continued “I am concerned that by putting in these pollutant structures they are only treating the pollutant du jour, and it gives the citizens the false assumption that they don’t have to worry about what they are putting down the storm drains. In reality, for people dumping their motor oil upstream, this project isn’t going to do squat for that.”
Kirsten James, water quality scientist for Heal the Bay, a Santa Monica–based nonprofit organization that focuses on California’s coastal waters, says the City of Oceanside is acting in a manner similar to other coastal cities. “I know, in general, a lot of communities are working first to meet standards in the dry weather. We support this approach, because during dry weather is when the health risk is greatest because of all the people at the beach. Naturally, we want the water to be safe all year round, but it’s going to take some steps in order to get there.”
In the neighboring coastal town of Encinitas, where Cottonwood Creek flows toward Moonlight Beach, an ultraviolet treatment facility was built in 2002. The plant cost under $2 million, though it is smaller than Oceanside’s plant. Instead of a sturdy cinder-block building, the Encinitas facility is housed in a metal storage container and has filters that are half the size of Oceanside’s.
During typical summer flow, the Encinitas facility treats nearly 135 gallons per minute, says Eric Steenblock, water quality manager for Encinitas. “It’s primarily on during the dry summer months. It’s not completely taken off-line during the wet season, because there could potentially be some dry periods. If we go two weeks without a rain event during the wet months, the facility is still on, but if we anticipate rain, then we’re out there shutting it off.”
Before Encinitas built its ultraviolet treatment facility, Moonlight Beach was closed, on average, 40 times per year. After the facility was built, the average dropped to 6.
Pennell is looking forward to seeing similar results in Oceanside. “For the entire dry season I’m going to monitor the process — the raw water, the water through the system, and the discharged water. It will be fun. We monitor it everywhere, you know, ’cause we’re a beach town, and we don’t want to be a beach town and say, ‘Oh, we’ve got contamination.’ ”

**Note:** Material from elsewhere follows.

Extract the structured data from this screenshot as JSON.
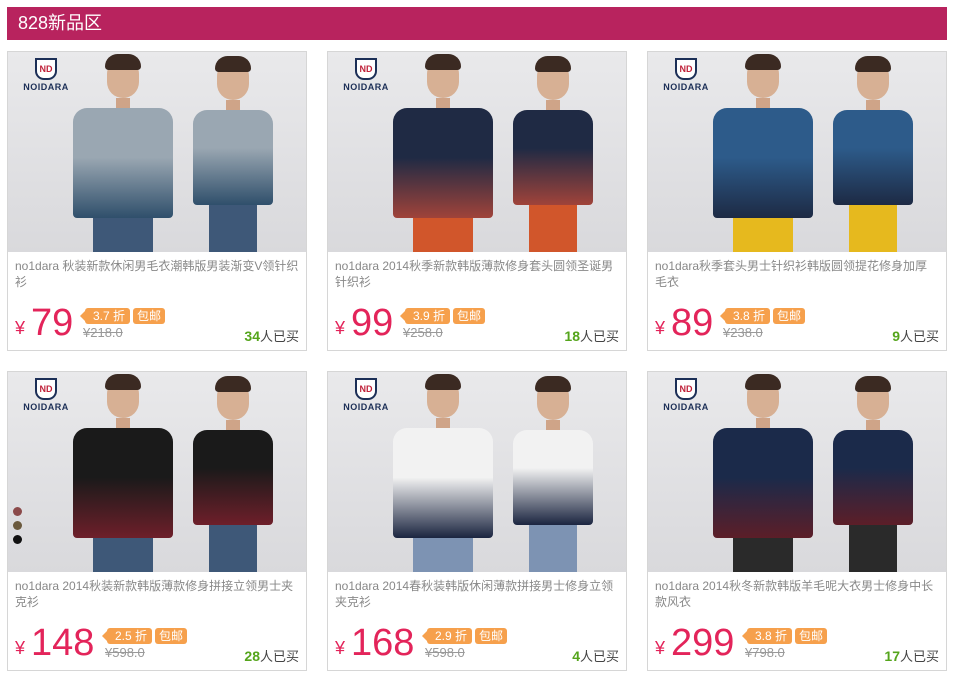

For Pennell, the fun is set to start on July 7, when he says testing will begin on Loma Alta Creek Ultra-Violet Treatment Facility. The City will run water from the slough through the facility and back into the slough for a week. Then the beach outfall pipeline will be connected, says Pennell, and the treated water will go onto Buccaneer Beach.